What to produce :: From the entries that follow, gather each line holding the word "تاریخ".

Record extracts ::
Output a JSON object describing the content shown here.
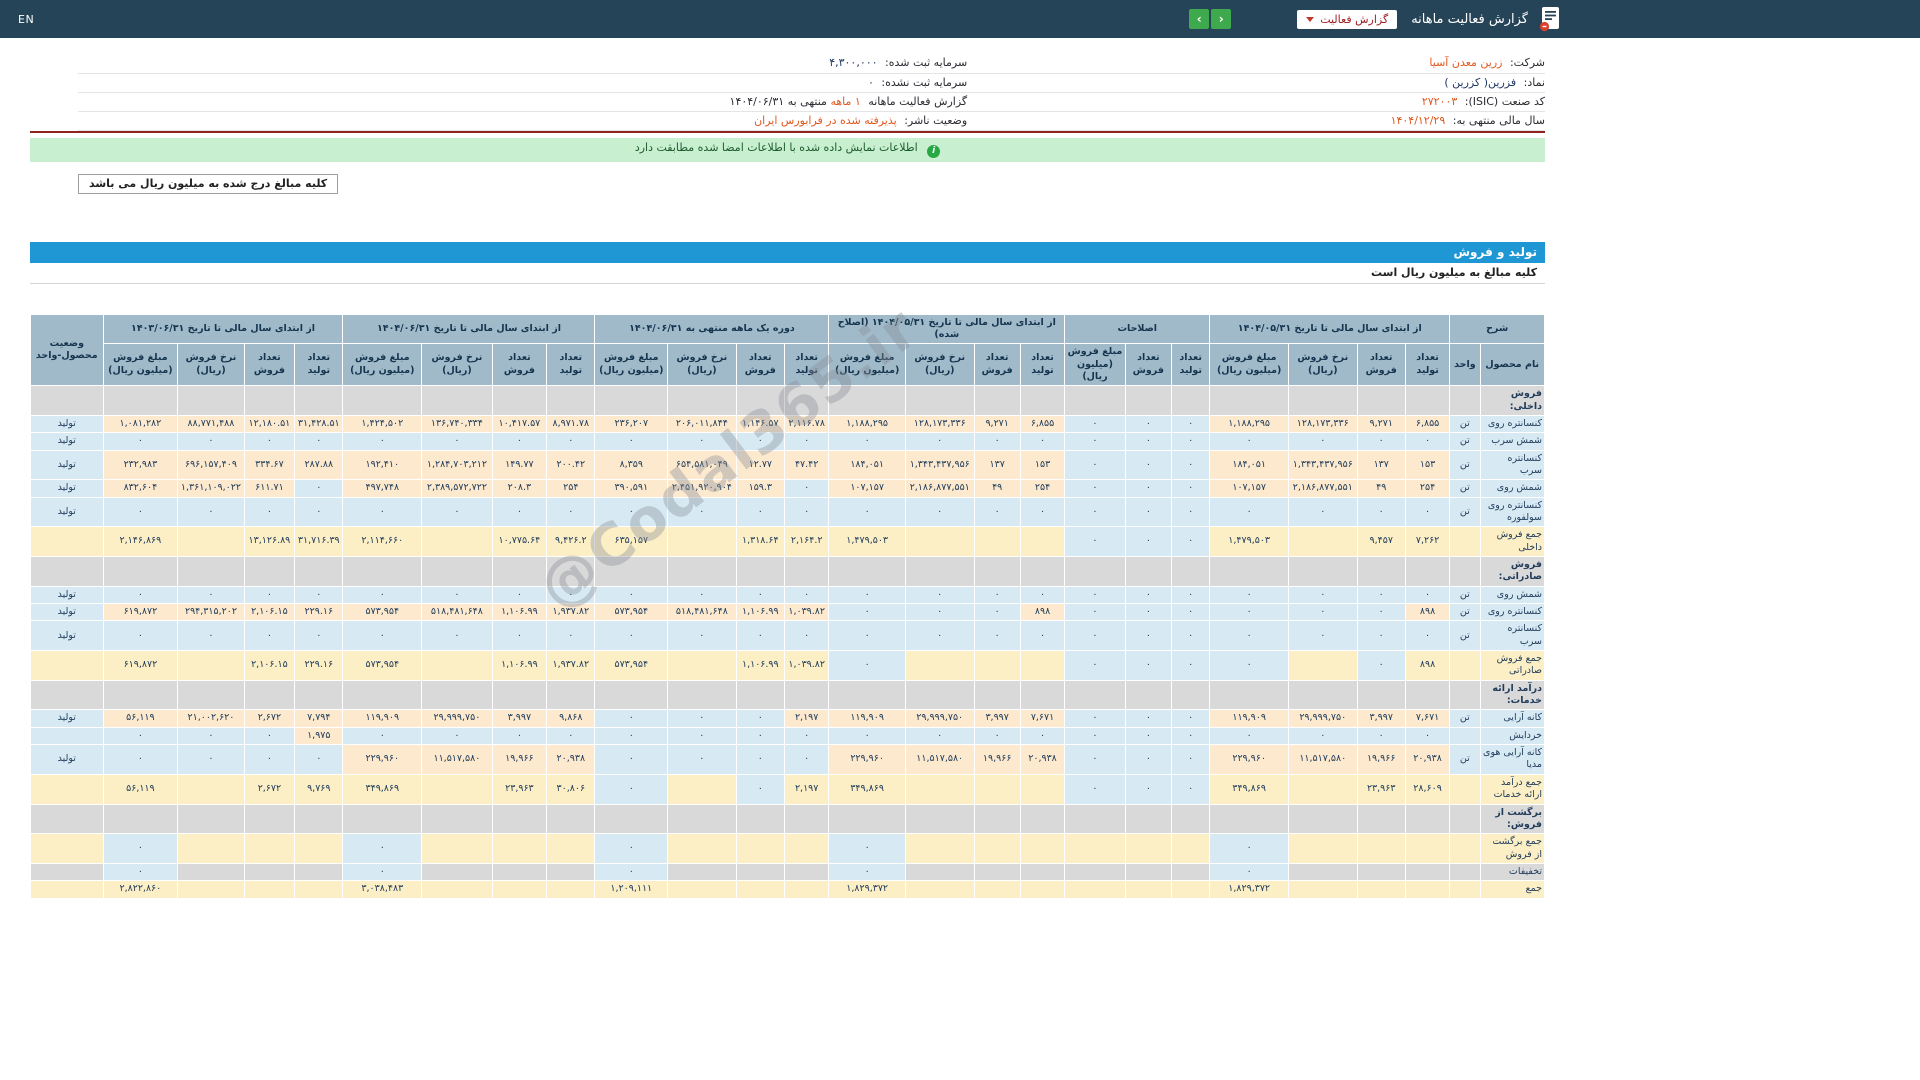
{
  "topbar": {
    "en_label": "EN",
    "title": "گزارش فعالیت ماهانه",
    "dropdown_label": "گزارش فعالیت",
    "arrow_right": "›",
    "arrow_left": "‹"
  },
  "colors": {
    "topbar_bg": "#264458",
    "accent_blue": "#1e97d4",
    "link_orange": "#e2571f",
    "banner_green": "#c8efd0",
    "divider_red": "#8e2420",
    "cell_blue": "#d7eaf4",
    "cell_cream": "#fce9ce",
    "cell_yellow": "#fcefc6",
    "cell_gray": "#d9d9d9",
    "arrow_green": "#3fa94d"
  },
  "info": {
    "rows": [
      {
        "rlabel": "شرکت:",
        "rvalue": "زرین معدن آسیا",
        "llabel": "سرمایه ثبت شده:",
        "lvalue": "۴,۳۰۰,۰۰۰"
      },
      {
        "rlabel": "نماد:",
        "rvalue": "فزرین( کزرین )",
        "llabel": "سرمایه ثبت نشده:",
        "lvalue": "۰"
      },
      {
        "rlabel": "کد صنعت (ISIC):",
        "rvalue": "۲۷۲۰۰۳",
        "llabel": "گزارش فعالیت ماهانه",
        "lvalue": "۱ ماهه",
        "lsuffix": "منتهی به ۱۴۰۴/۰۶/۳۱"
      },
      {
        "rlabel": "سال مالی منتهی به:",
        "rvalue": "۱۴۰۴/۱۲/۲۹",
        "llabel": "وضعیت ناشر:",
        "lvalue": "پذیرفته شده در فرابورس ایران"
      }
    ]
  },
  "messages": {
    "signature_match": "اطلاعات نمایش داده شده با اطلاعات امضا شده مطابقت دارد",
    "amounts_note": "کلیه مبالغ درج شده به میلیون ریال می باشد"
  },
  "production": {
    "title": "تولید و فروش",
    "subtitle": "کلیه مبالغ به میلیون ریال است"
  },
  "watermark": "@Codal365.ir",
  "table": {
    "groups": [
      {
        "label": "شرح",
        "subs": [
          "نام محصول",
          "واحد"
        ]
      },
      {
        "label": "از ابتدای سال مالی تا تاریخ ۱۴۰۴/۰۵/۳۱",
        "subs": [
          "تعداد تولید",
          "تعداد فروش",
          "نرخ فروش (ریال)",
          "مبلغ فروش (میلیون ریال)"
        ]
      },
      {
        "label": "اصلاحات",
        "subs": [
          "تعداد تولید",
          "تعداد فروش",
          "مبلغ فروش (میلیون ریال)"
        ]
      },
      {
        "label": "از ابتدای سال مالی تا تاریخ ۱۴۰۴/۰۵/۳۱ (اصلاح شده)",
        "subs": [
          "تعداد تولید",
          "تعداد فروش",
          "نرخ فروش (ریال)",
          "مبلغ فروش (میلیون ریال)"
        ]
      },
      {
        "label": "دوره یک ماهه منتهی به ۱۴۰۴/۰۶/۳۱",
        "subs": [
          "تعداد تولید",
          "تعداد فروش",
          "نرخ فروش (ریال)",
          "مبلغ فروش (میلیون ریال)"
        ]
      },
      {
        "label": "از ابتدای سال مالی تا تاریخ ۱۴۰۴/۰۶/۳۱",
        "subs": [
          "تعداد تولید",
          "تعداد فروش",
          "نرخ فروش (ریال)",
          "مبلغ فروش (میلیون ریال)"
        ]
      },
      {
        "label": "از ابتدای سال مالی تا تاریخ ۱۴۰۳/۰۶/۳۱",
        "subs": [
          "تعداد تولید",
          "تعداد فروش",
          "نرخ فروش (ریال)",
          "مبلغ فروش (میلیون ریال)"
        ]
      },
      {
        "label": "وضعیت محصول-واحد",
        "subs": []
      }
    ],
    "rows": [
      {
        "type": "section",
        "name": "فروش داخلی:"
      },
      {
        "type": "product",
        "name": "کنسانتره روی",
        "unit": "تن",
        "status": "تولید",
        "cells": [
          "۶,۸۵۵",
          "۹,۲۷۱",
          "۱۲۸,۱۷۳,۳۳۶",
          "۱,۱۸۸,۲۹۵",
          "۰",
          "۰",
          "۰",
          "۶,۸۵۵",
          "۹,۲۷۱",
          "۱۲۸,۱۷۳,۳۳۶",
          "۱,۱۸۸,۲۹۵",
          "۲,۱۱۶.۷۸",
          "۱,۱۴۶.۵۷",
          "۲۰۶,۰۱۱,۸۴۴",
          "۲۳۶,۲۰۷",
          "۸,۹۷۱.۷۸",
          "۱۰,۴۱۷.۵۷",
          "۱۳۶,۷۴۰,۳۳۴",
          "۱,۴۲۴,۵۰۲",
          "۳۱,۴۲۸.۵۱",
          "۱۲,۱۸۰.۵۱",
          "۸۸,۷۷۱,۴۸۸",
          "۱,۰۸۱,۲۸۲"
        ]
      },
      {
        "type": "product",
        "name": "شمش سرب",
        "unit": "تن",
        "status": "تولید",
        "cells": [
          "۰",
          "۰",
          "۰",
          "۰",
          "۰",
          "۰",
          "۰",
          "۰",
          "۰",
          "۰",
          "۰",
          "۰",
          "۰",
          "۰",
          "۰",
          "۰",
          "۰",
          "۰",
          "۰",
          "۰",
          "۰",
          "۰",
          "۰"
        ]
      },
      {
        "type": "product",
        "name": "کنسانتره سرب",
        "unit": "تن",
        "status": "تولید",
        "cells": [
          "۱۵۳",
          "۱۳۷",
          "۱,۳۴۳,۴۳۷,۹۵۶",
          "۱۸۴,۰۵۱",
          "۰",
          "۰",
          "۰",
          "۱۵۳",
          "۱۳۷",
          "۱,۳۴۳,۴۳۷,۹۵۶",
          "۱۸۴,۰۵۱",
          "۴۷.۴۲",
          "۱۲.۷۷",
          "۶۵۴,۵۸۱,۰۴۹",
          "۸,۳۵۹",
          "۲۰۰.۴۲",
          "۱۴۹.۷۷",
          "۱,۲۸۴,۷۰۳,۲۱۲",
          "۱۹۲,۴۱۰",
          "۲۸۷.۸۸",
          "۳۳۴.۶۷",
          "۶۹۶,۱۵۷,۴۰۹",
          "۲۳۲,۹۸۳"
        ]
      },
      {
        "type": "product",
        "name": "شمش روی",
        "unit": "تن",
        "status": "تولید",
        "cells": [
          "۲۵۴",
          "۴۹",
          "۲,۱۸۶,۸۷۷,۵۵۱",
          "۱۰۷,۱۵۷",
          "۰",
          "۰",
          "۰",
          "۲۵۴",
          "۴۹",
          "۲,۱۸۶,۸۷۷,۵۵۱",
          "۱۰۷,۱۵۷",
          "۰",
          "۱۵۹.۳",
          "۲,۴۵۱,۹۲۰,۹۰۴",
          "۳۹۰,۵۹۱",
          "۲۵۴",
          "۲۰۸.۳",
          "۲,۳۸۹,۵۷۲,۷۲۲",
          "۴۹۷,۷۴۸",
          "۰",
          "۶۱۱.۷۱",
          "۱,۳۶۱,۱۰۹,۰۲۲",
          "۸۳۲,۶۰۴"
        ]
      },
      {
        "type": "product",
        "name": "کنسانتره روی سولفوره",
        "unit": "تن",
        "status": "تولید",
        "cells": [
          "۰",
          "۰",
          "۰",
          "۰",
          "۰",
          "۰",
          "۰",
          "۰",
          "۰",
          "۰",
          "۰",
          "۰",
          "۰",
          "۰",
          "۰",
          "۰",
          "۰",
          "۰",
          "۰",
          "۰",
          "۰",
          "۰",
          "۰"
        ]
      },
      {
        "type": "total",
        "name": "جمع فروش داخلی",
        "cells": [
          "۷,۲۶۲",
          "۹,۴۵۷",
          "",
          "۱,۴۷۹,۵۰۳",
          "۰",
          "۰",
          "۰",
          "",
          "",
          "",
          "۱,۴۷۹,۵۰۳",
          "۲,۱۶۴.۲",
          "۱,۳۱۸.۶۴",
          "",
          "۶۳۵,۱۵۷",
          "۹,۴۲۶.۲",
          "۱۰,۷۷۵.۶۴",
          "",
          "۲,۱۱۴,۶۶۰",
          "۳۱,۷۱۶.۳۹",
          "۱۳,۱۲۶.۸۹",
          "",
          "۲,۱۴۶,۸۶۹"
        ]
      },
      {
        "type": "section",
        "name": "فروش صادراتی:"
      },
      {
        "type": "product",
        "name": "شمش روی",
        "unit": "تن",
        "status": "تولید",
        "cells": [
          "۰",
          "۰",
          "۰",
          "۰",
          "۰",
          "۰",
          "۰",
          "۰",
          "۰",
          "۰",
          "۰",
          "۰",
          "۰",
          "۰",
          "۰",
          "۰",
          "۰",
          "۰",
          "۰",
          "۰",
          "۰",
          "۰",
          "۰"
        ]
      },
      {
        "type": "product",
        "name": "کنسانتره روی",
        "unit": "تن",
        "status": "تولید",
        "cells": [
          "۸۹۸",
          "۰",
          "۰",
          "۰",
          "۰",
          "۰",
          "۰",
          "۸۹۸",
          "۰",
          "۰",
          "۰",
          "۱,۰۳۹.۸۲",
          "۱,۱۰۶.۹۹",
          "۵۱۸,۴۸۱,۶۴۸",
          "۵۷۳,۹۵۴",
          "۱,۹۳۷.۸۲",
          "۱,۱۰۶.۹۹",
          "۵۱۸,۴۸۱,۶۴۸",
          "۵۷۳,۹۵۴",
          "۲۲۹.۱۶",
          "۲,۱۰۶.۱۵",
          "۲۹۴,۳۱۵,۲۰۲",
          "۶۱۹,۸۷۲"
        ]
      },
      {
        "type": "product",
        "name": "کنسانتره سرب",
        "unit": "تن",
        "status": "تولید",
        "cells": [
          "۰",
          "۰",
          "۰",
          "۰",
          "۰",
          "۰",
          "۰",
          "۰",
          "۰",
          "۰",
          "۰",
          "۰",
          "۰",
          "۰",
          "۰",
          "۰",
          "۰",
          "۰",
          "۰",
          "۰",
          "۰",
          "۰",
          "۰"
        ]
      },
      {
        "type": "total",
        "name": "جمع فروش صادراتی",
        "cells": [
          "۸۹۸",
          "۰",
          "",
          "۰",
          "۰",
          "۰",
          "۰",
          "",
          "",
          "",
          "۰",
          "۱,۰۳۹.۸۲",
          "۱,۱۰۶.۹۹",
          "",
          "۵۷۳,۹۵۴",
          "۱,۹۳۷.۸۲",
          "۱,۱۰۶.۹۹",
          "",
          "۵۷۳,۹۵۴",
          "۲۲۹.۱۶",
          "۲,۱۰۶.۱۵",
          "",
          "۶۱۹,۸۷۲"
        ]
      },
      {
        "type": "section",
        "name": "درآمد ارائه خدمات:"
      },
      {
        "type": "product",
        "name": "کانه آرایی",
        "unit": "تن",
        "status": "تولید",
        "cells": [
          "۷,۶۷۱",
          "۳,۹۹۷",
          "۲۹,۹۹۹,۷۵۰",
          "۱۱۹,۹۰۹",
          "۰",
          "۰",
          "۰",
          "۷,۶۷۱",
          "۳,۹۹۷",
          "۲۹,۹۹۹,۷۵۰",
          "۱۱۹,۹۰۹",
          "۲,۱۹۷",
          "۰",
          "۰",
          "۰",
          "۹,۸۶۸",
          "۳,۹۹۷",
          "۲۹,۹۹۹,۷۵۰",
          "۱۱۹,۹۰۹",
          "۷,۷۹۴",
          "۲,۶۷۲",
          "۲۱,۰۰۲,۶۲۰",
          "۵۶,۱۱۹"
        ]
      },
      {
        "type": "product",
        "name": "خردایش",
        "unit": "",
        "status": "",
        "cells": [
          "۰",
          "۰",
          "۰",
          "۰",
          "۰",
          "۰",
          "۰",
          "۰",
          "۰",
          "۰",
          "۰",
          "۰",
          "۰",
          "۰",
          "۰",
          "۰",
          "۰",
          "۰",
          "۰",
          "۱,۹۷۵",
          "۰",
          "۰",
          "۰"
        ]
      },
      {
        "type": "product",
        "name": "کانه آرایی هوی مدیا",
        "unit": "تن",
        "status": "تولید",
        "cells": [
          "۲۰,۹۳۸",
          "۱۹,۹۶۶",
          "۱۱,۵۱۷,۵۸۰",
          "۲۲۹,۹۶۰",
          "۰",
          "۰",
          "۰",
          "۲۰,۹۳۸",
          "۱۹,۹۶۶",
          "۱۱,۵۱۷,۵۸۰",
          "۲۲۹,۹۶۰",
          "۰",
          "۰",
          "۰",
          "۰",
          "۲۰,۹۳۸",
          "۱۹,۹۶۶",
          "۱۱,۵۱۷,۵۸۰",
          "۲۲۹,۹۶۰",
          "۰",
          "۰",
          "۰",
          "۰"
        ]
      },
      {
        "type": "total",
        "name": "جمع درآمد ارائه خدمات",
        "cells": [
          "۲۸,۶۰۹",
          "۲۳,۹۶۳",
          "",
          "۳۴۹,۸۶۹",
          "۰",
          "۰",
          "۰",
          "",
          "",
          "",
          "۳۴۹,۸۶۹",
          "۲,۱۹۷",
          "۰",
          "",
          "۰",
          "۳۰,۸۰۶",
          "۲۳,۹۶۳",
          "",
          "۳۴۹,۸۶۹",
          "۹,۷۶۹",
          "۲,۶۷۲",
          "",
          "۵۶,۱۱۹"
        ]
      },
      {
        "type": "section",
        "name": "برگشت از فروش:"
      },
      {
        "type": "total",
        "name": "جمع برگشت از فروش",
        "cells": [
          "",
          "",
          "",
          "۰",
          "",
          "",
          "",
          "",
          "",
          "",
          "۰",
          "",
          "",
          "",
          "۰",
          "",
          "",
          "",
          "۰",
          "",
          "",
          "",
          "۰"
        ]
      },
      {
        "type": "discount",
        "name": "تخفیفات",
        "cells": [
          "",
          "",
          "",
          "۰",
          "",
          "",
          "",
          "",
          "",
          "",
          "۰",
          "",
          "",
          "",
          "۰",
          "",
          "",
          "",
          "۰",
          "",
          "",
          "",
          "۰"
        ]
      },
      {
        "type": "total",
        "name": "جمع",
        "cells": [
          "",
          "",
          "",
          "۱,۸۲۹,۳۷۲",
          "",
          "",
          "",
          "",
          "",
          "",
          "۱,۸۲۹,۳۷۲",
          "",
          "",
          "",
          "۱,۲۰۹,۱۱۱",
          "",
          "",
          "",
          "۳,۰۳۸,۴۸۳",
          "",
          "",
          "",
          "۲,۸۲۲,۸۶۰"
        ]
      }
    ]
  }
}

Reply to the task ::
        "label": "از ابتدای سال مالی تا تاریخ ۱۴۰۴/۰۵/۳۱",
        "label": "از ابتدای سال مالی تا تاریخ ۱۴۰۴/۰۵/۳۱ (اصلاح شده)",
        "label": "از ابتدای سال مالی تا تاریخ ۱۴۰۴/۰۶/۳۱",
        "label": "از ابتدای سال مالی تا تاریخ ۱۴۰۳/۰۶/۳۱",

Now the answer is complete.